The Dove Real Beauty campaign was launched in 2004 and is still running. The campaign changed the advertising game by focusing on empowerment, education, and boosting self-esteem for women rather than making them feel bad about their flaws and highlighting their insecurities. Along with their billboards, they launched an interactive digital campaign where women could fix an ad that aimed to make you feel bad about yourself. They used keywords that negative advertisers used like “I hate my body” and “plastic surgery” and overbid on those words until people saw nothing but Dove ads instead of the negative ones. This campaign was incredibly successful, which is why it’s still running and is currently highlighting healthcare workers.
In 2014, Always came out with a powerful 3-minute video that challenges the concept of doing something “Like a girl.” The ad got cut to 60 seconds, but it stole the show during the 2015 Super Bowl. This ad campaign was a historical moment because it also changed the way that advertisers targeted women. Fama Francisco, the former Vice President of Global Feminine Care and current CEO of Global Baby and Feminine Care, oversaw this campaign. Francisco has risen through the ranks at Procter & Gamble and she is determined to create diverse advertising campaigns. Ads like these start meaningful conversations, change the narrative, and force companies to be accountable for creating diverse and inclusive campaigns.
Nike “Dream Crazier”
Nike’s “Dream Crazier” ad features Serena Williams and highlights female athletes who have broken barriers. In the video, released in 2020, Williams does a voice-over listing natural emotions that anyone would have but are branded as “dramatic” and “over-emotional” for women. Williams then highlights all the “crazy” things women have done and encourages women to “Dream Crazier.” This ad is not the first time Nike has come out with an ad designed to empower women and likely won’t be the last. In 2020, they released their “You Can’t Stop Us” video, that supports female and male athletes and took 4000 hours of footage to make. Nike often makes ad campaigns that target emotions and highlight women’s accomplishments.
Become a Woman in Marketing
Marketing is a growing industry, and there are new ways to target customers every day. There is always room for more women in marketing. We need women to create campaigns that inspire and uplift women to “Dream Crazier,” throw “Like a girl,” and discover their natural beauty. Be the next inspirational woman in marketing!

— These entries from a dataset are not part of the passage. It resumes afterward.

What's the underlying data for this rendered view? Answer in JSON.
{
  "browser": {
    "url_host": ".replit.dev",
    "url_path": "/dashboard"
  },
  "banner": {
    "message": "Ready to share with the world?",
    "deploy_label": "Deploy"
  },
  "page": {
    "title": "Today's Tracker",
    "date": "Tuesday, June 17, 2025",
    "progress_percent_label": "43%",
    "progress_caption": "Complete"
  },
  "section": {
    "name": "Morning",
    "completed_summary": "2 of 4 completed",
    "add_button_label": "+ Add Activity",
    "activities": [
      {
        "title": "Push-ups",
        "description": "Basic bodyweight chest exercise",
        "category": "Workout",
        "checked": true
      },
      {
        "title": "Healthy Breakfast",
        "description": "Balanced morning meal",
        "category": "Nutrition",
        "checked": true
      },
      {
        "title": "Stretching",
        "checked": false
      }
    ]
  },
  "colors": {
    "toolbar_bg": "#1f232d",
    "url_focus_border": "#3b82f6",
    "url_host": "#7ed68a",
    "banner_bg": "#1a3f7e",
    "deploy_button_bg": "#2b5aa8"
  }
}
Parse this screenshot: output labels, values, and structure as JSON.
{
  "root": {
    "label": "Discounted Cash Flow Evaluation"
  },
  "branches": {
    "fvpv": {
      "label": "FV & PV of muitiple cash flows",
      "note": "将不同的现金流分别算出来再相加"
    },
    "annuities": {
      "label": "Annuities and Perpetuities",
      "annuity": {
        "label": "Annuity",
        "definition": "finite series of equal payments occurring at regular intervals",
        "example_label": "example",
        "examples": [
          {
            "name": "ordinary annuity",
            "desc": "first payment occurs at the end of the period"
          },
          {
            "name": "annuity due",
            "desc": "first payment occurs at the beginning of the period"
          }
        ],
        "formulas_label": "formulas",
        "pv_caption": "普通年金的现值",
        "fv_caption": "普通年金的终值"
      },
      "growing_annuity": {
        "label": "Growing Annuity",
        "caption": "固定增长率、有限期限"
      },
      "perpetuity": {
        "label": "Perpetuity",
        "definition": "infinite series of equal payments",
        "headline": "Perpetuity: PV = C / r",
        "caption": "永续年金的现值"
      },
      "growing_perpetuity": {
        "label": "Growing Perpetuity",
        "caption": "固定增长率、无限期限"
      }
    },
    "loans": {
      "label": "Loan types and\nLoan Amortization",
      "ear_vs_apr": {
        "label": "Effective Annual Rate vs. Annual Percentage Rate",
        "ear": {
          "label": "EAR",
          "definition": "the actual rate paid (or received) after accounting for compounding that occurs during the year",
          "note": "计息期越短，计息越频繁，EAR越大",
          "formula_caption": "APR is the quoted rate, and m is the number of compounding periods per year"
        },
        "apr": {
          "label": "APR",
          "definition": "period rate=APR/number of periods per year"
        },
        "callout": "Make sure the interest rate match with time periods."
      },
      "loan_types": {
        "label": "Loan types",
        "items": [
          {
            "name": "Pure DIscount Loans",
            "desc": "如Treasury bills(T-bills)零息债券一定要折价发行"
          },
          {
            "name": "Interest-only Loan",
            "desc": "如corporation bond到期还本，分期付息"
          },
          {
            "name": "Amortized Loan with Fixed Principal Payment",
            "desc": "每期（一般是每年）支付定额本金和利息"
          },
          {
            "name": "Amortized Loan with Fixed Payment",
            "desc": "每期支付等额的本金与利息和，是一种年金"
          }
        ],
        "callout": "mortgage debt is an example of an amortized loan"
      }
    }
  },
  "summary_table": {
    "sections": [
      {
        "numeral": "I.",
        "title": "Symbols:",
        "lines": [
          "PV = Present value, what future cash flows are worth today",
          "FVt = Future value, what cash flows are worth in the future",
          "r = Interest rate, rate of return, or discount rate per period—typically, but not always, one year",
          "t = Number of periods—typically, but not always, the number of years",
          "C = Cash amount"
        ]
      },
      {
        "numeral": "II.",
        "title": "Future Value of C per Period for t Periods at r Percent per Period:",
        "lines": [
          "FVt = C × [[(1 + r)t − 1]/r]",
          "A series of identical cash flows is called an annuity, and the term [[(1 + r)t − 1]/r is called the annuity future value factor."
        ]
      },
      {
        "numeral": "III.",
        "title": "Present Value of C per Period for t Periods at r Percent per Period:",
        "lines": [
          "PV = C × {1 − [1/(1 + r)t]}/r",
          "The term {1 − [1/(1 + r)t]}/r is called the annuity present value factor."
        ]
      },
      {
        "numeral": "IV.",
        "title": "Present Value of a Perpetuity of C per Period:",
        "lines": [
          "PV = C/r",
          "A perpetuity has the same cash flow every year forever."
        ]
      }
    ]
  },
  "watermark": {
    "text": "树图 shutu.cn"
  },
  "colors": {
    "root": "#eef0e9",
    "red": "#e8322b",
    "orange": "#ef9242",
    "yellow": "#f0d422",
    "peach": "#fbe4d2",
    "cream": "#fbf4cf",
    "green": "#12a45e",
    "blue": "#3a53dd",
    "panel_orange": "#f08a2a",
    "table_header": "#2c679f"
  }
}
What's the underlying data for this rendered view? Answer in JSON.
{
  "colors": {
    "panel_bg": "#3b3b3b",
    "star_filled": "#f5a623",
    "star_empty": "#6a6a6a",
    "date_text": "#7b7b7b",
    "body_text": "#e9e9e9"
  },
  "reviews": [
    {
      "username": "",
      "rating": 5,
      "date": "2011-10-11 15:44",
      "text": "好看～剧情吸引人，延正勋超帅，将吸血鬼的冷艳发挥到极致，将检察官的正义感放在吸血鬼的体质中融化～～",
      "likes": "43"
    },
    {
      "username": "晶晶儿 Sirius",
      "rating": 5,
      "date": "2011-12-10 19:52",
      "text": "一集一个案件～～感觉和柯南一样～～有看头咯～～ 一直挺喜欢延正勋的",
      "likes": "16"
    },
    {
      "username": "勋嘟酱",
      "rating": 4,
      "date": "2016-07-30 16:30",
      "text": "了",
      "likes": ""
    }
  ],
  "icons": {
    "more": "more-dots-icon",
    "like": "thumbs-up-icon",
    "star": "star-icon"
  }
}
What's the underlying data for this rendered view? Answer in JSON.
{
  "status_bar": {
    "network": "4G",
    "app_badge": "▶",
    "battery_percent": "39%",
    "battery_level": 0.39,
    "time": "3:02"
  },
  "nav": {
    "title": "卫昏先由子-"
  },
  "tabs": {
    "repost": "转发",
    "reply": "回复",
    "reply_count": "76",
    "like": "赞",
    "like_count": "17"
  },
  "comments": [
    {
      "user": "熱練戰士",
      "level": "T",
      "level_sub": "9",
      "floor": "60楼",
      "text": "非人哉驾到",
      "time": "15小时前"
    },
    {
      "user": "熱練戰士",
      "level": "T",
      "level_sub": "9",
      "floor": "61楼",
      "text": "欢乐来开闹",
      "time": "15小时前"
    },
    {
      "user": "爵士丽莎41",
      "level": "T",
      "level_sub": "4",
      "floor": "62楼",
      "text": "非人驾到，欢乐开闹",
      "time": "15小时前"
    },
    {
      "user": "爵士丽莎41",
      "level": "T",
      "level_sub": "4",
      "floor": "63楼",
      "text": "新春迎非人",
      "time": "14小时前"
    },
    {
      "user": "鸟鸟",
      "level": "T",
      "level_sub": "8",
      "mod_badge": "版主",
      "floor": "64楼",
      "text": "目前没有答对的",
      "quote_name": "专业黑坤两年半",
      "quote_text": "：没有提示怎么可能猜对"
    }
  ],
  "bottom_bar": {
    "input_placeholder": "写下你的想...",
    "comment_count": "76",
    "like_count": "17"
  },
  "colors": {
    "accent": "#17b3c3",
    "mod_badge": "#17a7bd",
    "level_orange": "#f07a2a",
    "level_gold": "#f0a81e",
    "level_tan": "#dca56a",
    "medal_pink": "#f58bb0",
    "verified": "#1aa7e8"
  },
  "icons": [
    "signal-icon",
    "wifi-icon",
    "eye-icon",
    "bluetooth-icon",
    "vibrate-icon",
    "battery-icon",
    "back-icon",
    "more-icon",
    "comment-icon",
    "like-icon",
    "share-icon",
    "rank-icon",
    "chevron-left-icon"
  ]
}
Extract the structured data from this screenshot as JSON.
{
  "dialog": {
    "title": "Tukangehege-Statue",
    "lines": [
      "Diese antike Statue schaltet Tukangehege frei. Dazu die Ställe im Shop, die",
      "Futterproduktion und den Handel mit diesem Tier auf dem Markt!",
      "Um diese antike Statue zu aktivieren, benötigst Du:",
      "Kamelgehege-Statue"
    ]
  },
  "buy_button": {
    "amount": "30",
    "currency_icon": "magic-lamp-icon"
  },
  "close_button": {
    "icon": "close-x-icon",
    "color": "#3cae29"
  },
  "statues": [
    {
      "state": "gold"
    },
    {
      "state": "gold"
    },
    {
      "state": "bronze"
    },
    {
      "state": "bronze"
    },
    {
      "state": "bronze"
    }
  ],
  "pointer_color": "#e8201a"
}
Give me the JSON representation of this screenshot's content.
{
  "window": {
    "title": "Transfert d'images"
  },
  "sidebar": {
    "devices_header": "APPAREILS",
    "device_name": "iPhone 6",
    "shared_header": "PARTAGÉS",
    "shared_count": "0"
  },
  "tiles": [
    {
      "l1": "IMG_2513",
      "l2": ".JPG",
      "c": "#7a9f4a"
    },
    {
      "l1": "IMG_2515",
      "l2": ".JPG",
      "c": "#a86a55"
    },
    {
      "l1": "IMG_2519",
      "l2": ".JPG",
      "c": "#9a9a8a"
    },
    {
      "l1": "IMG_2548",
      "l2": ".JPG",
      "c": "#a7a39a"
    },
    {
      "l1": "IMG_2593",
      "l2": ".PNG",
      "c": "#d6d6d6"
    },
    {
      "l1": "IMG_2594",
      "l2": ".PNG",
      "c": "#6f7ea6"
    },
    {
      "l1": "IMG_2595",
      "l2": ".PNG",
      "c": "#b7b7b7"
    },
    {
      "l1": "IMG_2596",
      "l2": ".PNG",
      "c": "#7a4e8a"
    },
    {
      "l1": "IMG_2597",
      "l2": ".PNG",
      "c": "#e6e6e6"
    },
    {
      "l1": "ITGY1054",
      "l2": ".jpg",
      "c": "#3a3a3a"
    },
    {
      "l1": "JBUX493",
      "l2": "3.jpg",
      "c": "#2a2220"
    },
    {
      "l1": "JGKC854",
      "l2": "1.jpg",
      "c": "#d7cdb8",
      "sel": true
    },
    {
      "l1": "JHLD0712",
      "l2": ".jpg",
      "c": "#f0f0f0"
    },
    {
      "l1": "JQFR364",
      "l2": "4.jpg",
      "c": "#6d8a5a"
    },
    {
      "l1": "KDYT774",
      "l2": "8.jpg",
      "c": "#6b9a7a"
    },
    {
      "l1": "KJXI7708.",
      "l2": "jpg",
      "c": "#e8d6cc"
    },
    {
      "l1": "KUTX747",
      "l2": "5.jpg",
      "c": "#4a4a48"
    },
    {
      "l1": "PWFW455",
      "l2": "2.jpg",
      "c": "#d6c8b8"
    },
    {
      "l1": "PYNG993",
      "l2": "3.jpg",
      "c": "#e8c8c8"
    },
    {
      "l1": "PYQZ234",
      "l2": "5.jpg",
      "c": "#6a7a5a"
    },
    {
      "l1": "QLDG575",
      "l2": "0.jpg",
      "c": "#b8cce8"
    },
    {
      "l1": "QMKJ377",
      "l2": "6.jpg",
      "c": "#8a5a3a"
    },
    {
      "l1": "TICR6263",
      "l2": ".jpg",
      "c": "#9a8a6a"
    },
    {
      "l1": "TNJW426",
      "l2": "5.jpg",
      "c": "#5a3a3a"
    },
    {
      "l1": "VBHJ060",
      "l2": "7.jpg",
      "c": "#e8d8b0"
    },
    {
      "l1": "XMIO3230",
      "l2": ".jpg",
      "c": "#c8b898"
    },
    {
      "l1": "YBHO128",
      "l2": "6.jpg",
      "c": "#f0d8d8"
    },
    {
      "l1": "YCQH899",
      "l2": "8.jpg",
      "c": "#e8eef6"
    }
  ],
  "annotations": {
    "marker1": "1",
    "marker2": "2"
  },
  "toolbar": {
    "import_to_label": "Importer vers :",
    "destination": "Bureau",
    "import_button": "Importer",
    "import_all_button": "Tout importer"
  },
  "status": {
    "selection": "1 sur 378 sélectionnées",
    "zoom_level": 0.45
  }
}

If you’re looking to become a woman in marketing, check out our Specialist Program. Online Optimism is a great place to dip your toe into the marketing world and discover all the different aspects that go into marketing.